Oklahoma State Treasurer Says Oil and Gas Tax Revenue Decline is a Problem in State’s Recovery

Oklahoma State Treasurer Says Oil and Gas Tax Revenue Decline is a Problem in State’s Recovery

July 2, 2020

Prior to the coronavirus-fueled oil price crash, the economic machine that is the oil and gas industry brought in billions of dollars of government revenue yearly. The vital and valuable sector of the U.S. economy has funded entire communities, while also feeding the whole country with tax revenue and providing millions of jobs nationwide.

Unfortunately, the industry has struggled in recent months with low energy prices and lack of demand. While June showed signs of recovery and resiliency, energy-dependent states like Oklahoma are feeling the hit on a statewide scale.

According to Oklahoma Energy Today:

June collections from the gross production tax, Oklahoma’s severance tax on oil and gas extraction, totaled $19.6 million, down by $72.5 million, or 78.7 percent, compared to the same month of last year. Compared to May 2020 reports, gross production collections are down by $18.6 million, or 48.7 percent. 

Oil and gas gross production tax collections brought in $829.2 million during the 12 months, down by $323.9 million, or 28.1 percent, from the previous 12 months. 

Oklahoma State Treasurer Randy McDaniel said, “The state economy showed strength in a number of key areas last month. However, the large drop in gross production tax receipts due to a decline in global demand shines a light on the challenges faced by a key Oklahoma industry.”

That key industry being the oil and gas sector of the state, whose June extraction tax receipts were the lowest monthly total in 10 years.
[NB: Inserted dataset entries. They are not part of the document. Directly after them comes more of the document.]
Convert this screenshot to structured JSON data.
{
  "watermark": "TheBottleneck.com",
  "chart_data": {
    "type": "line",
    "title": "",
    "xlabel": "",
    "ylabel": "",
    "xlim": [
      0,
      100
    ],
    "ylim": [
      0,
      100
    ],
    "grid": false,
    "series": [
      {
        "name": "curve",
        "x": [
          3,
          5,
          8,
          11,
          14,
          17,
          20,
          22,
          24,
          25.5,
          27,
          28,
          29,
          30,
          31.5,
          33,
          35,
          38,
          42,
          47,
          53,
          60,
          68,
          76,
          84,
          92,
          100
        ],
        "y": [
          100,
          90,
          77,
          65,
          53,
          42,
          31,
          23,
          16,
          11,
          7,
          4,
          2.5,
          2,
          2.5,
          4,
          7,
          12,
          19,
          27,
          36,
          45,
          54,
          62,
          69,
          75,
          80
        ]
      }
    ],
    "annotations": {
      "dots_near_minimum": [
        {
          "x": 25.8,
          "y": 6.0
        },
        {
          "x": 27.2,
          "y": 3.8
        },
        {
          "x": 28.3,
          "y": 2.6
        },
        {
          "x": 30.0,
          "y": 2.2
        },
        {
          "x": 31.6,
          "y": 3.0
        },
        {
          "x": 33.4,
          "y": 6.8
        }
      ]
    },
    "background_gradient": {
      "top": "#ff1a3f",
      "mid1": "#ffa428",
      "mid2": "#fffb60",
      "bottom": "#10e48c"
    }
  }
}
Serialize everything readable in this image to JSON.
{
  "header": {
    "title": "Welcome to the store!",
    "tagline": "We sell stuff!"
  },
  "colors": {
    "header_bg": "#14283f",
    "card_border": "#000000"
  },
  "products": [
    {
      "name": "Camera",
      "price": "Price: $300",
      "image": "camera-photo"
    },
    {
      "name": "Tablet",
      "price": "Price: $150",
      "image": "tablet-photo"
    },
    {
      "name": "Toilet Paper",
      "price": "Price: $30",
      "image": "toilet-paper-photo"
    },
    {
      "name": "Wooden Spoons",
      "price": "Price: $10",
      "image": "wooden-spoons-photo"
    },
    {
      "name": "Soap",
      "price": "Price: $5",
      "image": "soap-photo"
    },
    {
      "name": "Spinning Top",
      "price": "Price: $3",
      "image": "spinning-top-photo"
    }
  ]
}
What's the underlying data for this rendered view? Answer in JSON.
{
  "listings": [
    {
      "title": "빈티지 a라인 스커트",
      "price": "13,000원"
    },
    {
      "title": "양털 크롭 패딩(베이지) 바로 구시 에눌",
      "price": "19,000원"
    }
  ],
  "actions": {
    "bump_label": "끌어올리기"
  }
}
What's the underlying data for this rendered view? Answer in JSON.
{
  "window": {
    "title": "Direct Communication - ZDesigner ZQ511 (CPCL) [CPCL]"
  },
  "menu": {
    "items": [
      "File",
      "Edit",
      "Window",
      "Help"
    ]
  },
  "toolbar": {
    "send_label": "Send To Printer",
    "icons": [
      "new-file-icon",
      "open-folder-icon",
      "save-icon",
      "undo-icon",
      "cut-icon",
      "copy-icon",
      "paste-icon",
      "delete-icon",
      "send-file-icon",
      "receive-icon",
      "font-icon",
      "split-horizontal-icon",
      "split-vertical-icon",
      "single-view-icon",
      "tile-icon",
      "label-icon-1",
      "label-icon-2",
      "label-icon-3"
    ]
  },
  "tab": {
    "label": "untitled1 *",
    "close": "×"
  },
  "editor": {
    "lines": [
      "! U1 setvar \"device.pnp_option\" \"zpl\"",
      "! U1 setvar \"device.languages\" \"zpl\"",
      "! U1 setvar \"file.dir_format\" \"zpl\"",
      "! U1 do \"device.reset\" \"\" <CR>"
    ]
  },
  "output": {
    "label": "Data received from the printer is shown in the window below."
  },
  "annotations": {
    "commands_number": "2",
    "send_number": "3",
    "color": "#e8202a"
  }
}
While eco-extremists continue to push for a “reset” on our energy sector, they should take a second to look at the numbers. Oklahoma’s state revenue is down $72.5 million or 78.7% from the same month last year because of the lack of oil and gas production. Now apply that to a national scale. Millions of families and billions of dollars in revenue depend on the oil and gas industry’s success. We should be looking at ways to revive the struggling industry, not ways to destroy it entirely.